Recently the City of Beatrice chose to hire engineers to see if bullets fired at a shooting range there are threatening to contaminate water in the area.

Grand Island is home to one of the largest shooting parks in the region, but Parks and Recreation Superintendent Todd McCoy says spent bullets have never been cleaned up at the Heartland Public Shooting Park since it opened nearly a decade ago.

He says that's because clean up is based on volume, and it can take anywhere from 10-50 years for enough lead to accumulate to warrant action.

"What we'll do is we'll have a company that will come in and they'll scoop it up basically and sift through the soil and get the lead out," says McCoy. "There's actually a value to the lead to re-harvest it and sell it back."

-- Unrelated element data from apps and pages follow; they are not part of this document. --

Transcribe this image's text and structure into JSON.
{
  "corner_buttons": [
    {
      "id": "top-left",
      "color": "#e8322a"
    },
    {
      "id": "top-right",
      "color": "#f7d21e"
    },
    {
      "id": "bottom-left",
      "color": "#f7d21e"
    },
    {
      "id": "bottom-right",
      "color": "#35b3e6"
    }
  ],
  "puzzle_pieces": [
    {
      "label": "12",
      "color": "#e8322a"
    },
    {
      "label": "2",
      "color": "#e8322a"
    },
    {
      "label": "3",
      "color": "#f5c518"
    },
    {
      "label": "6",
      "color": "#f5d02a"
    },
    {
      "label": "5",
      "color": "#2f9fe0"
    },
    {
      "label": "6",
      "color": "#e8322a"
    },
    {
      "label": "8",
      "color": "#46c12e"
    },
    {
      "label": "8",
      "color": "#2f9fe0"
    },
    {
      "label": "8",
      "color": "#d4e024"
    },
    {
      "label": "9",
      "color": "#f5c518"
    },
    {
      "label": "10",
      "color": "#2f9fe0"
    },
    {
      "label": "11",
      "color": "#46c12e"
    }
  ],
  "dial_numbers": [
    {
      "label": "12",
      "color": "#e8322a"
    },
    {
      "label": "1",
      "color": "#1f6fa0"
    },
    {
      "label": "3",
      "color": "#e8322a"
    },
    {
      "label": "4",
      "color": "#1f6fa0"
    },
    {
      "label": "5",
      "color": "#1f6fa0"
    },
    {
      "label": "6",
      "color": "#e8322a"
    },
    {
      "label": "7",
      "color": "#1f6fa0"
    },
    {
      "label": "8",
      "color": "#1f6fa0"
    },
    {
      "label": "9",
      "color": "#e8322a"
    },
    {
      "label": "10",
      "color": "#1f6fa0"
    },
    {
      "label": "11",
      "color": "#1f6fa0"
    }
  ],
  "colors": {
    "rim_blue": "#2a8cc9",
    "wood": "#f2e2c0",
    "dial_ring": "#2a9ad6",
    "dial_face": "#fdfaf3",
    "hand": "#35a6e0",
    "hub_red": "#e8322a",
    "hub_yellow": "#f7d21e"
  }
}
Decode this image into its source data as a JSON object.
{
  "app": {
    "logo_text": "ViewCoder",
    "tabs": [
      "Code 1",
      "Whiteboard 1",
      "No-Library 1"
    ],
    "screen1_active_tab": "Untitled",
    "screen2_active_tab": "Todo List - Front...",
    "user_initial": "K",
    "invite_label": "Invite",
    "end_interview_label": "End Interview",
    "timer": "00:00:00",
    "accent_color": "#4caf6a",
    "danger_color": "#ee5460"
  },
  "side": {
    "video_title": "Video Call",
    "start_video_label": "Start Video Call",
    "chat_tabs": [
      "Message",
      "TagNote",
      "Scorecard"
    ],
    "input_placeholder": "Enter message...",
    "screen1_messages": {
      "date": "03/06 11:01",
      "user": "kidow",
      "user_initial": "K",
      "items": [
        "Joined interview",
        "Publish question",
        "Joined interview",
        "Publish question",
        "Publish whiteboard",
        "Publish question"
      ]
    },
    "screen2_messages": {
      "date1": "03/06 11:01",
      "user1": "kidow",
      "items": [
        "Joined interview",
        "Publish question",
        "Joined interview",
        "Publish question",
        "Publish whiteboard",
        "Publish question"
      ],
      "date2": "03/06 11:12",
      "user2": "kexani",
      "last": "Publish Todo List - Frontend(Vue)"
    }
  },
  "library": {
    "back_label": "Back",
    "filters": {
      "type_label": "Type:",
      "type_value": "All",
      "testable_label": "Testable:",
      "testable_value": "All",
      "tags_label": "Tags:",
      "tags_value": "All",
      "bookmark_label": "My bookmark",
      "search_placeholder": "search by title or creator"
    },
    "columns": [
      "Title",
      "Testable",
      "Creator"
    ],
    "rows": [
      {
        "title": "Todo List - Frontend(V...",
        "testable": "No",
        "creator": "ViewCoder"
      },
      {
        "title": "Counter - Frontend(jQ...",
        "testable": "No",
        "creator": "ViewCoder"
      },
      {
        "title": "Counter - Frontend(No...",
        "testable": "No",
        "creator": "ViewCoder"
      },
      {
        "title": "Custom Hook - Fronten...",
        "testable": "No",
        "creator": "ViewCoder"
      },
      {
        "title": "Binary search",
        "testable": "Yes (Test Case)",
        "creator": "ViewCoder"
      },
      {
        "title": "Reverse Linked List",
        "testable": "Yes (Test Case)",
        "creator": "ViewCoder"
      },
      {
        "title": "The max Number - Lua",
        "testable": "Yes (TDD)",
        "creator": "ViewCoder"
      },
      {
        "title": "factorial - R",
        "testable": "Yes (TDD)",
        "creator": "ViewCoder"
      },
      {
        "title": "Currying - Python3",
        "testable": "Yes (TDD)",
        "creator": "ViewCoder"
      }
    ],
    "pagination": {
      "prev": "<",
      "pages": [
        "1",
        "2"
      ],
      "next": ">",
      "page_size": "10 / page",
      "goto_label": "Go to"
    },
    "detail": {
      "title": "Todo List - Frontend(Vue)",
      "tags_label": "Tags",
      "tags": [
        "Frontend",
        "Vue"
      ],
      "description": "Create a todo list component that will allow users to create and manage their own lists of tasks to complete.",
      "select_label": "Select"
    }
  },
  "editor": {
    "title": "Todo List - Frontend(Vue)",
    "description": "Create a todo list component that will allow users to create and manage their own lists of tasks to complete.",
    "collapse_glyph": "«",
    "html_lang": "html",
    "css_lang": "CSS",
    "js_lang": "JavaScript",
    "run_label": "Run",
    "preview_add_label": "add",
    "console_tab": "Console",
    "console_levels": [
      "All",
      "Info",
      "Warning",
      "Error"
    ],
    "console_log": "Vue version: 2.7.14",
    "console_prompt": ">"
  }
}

McCoy says the HPSP is set up so that a ballistic sand backstop catches fired rifle and pistol bullets, and a field collects shotgun pellets on that range.

He says they evaluate the situation every couple of years.

"Definitely it's something that we think about and something that we plan for is to clean up the lead," says McCoy. "The Heartland Public Shooting Park was designed so that we can come back and easily clean up the lead."

Lead was cleaned out of the area before the park was built because that land was part of the Army ammunition plant.